Citation: Monteagudo A, Casas AM, Cantalapiedra CP, Contreras-Moreira B, Gracia MP and Igartua E (2019) Harnessing Novel Diversity From Landraces to Improve an Elite Barley Variety. Front. Plant Sci. 10:434. doi: 10.3389/fpls.2019.00434

Received: 21 November 2018; Accepted: 22 March 2019;
Published: 11 April 2019.

Edited by:

Dragan Perovic, Julius Kühn-Institut, Germany

Reviewed by:

Ravi Koppolu, Leibniz-Institut für Pflanzengenetik und Kulturpflanzenforschung (IPK), Germany
Manoj Prasad, National Institute of Plant Genome Research (NIPGR), India

Copyright © 2019 Monteagudo, Casas, Cantalapiedra, Contreras-Moreira, Gracia and Igartua. This is an open-access article distributed under the terms of the Creative Commons Attribution License (CC BY). The use, distribution or reproduction in other forums is permitted, provided the original author(s) and the copyright owner(s) are credited and that the original publication in this journal is cited, in accordance with accepted academic practice. No use, distribution or reproduction is permitted which does not comply with these terms.

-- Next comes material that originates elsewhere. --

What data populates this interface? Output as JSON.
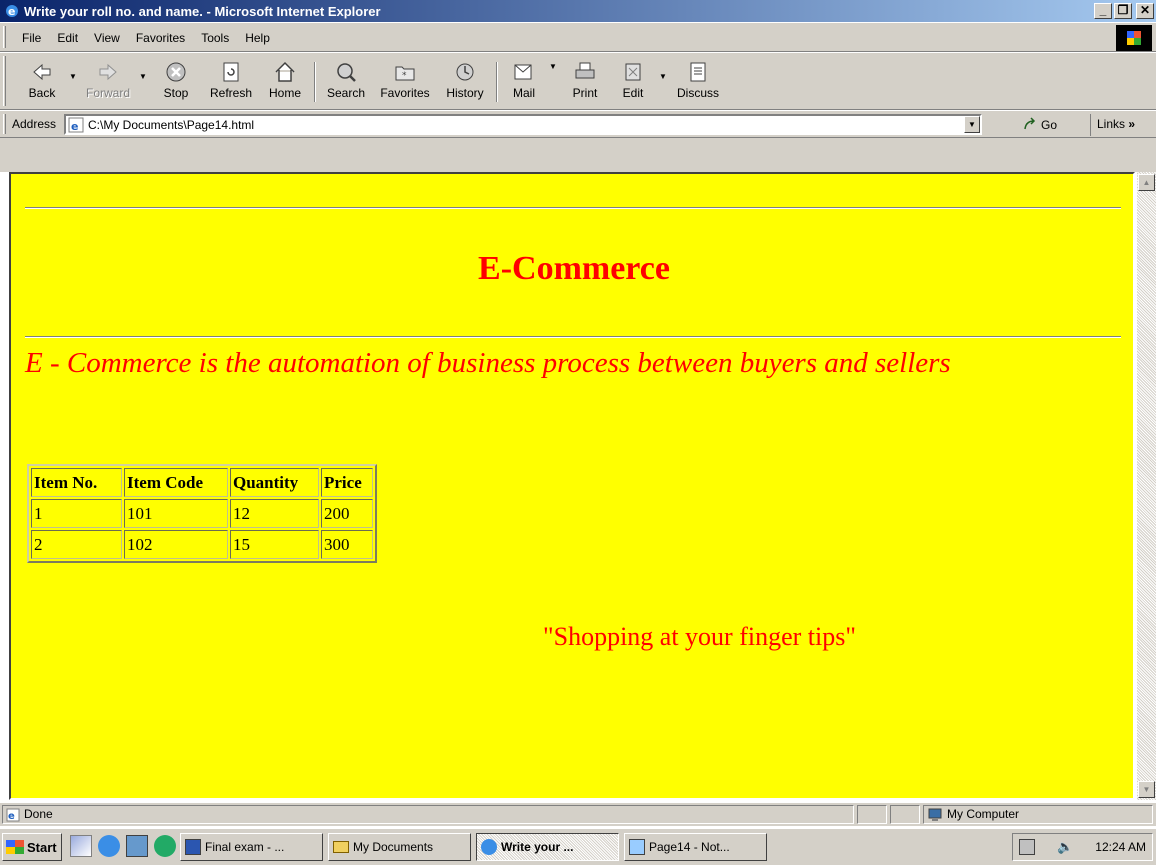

*Correspondence: Ernesto Igartua,

Present Address: Carlos P. Cantalapiedra, Centro de Biotecnología y Genómica de Plantas UPM–INIA (CBGP), Pozuelo de Alarcón, Spain
Bruno Contreras-Moreira, The European Bioinformatics Institute (EMBL-EBI), Wellcome Trust Genome Campus, Hinxton, United Kingdom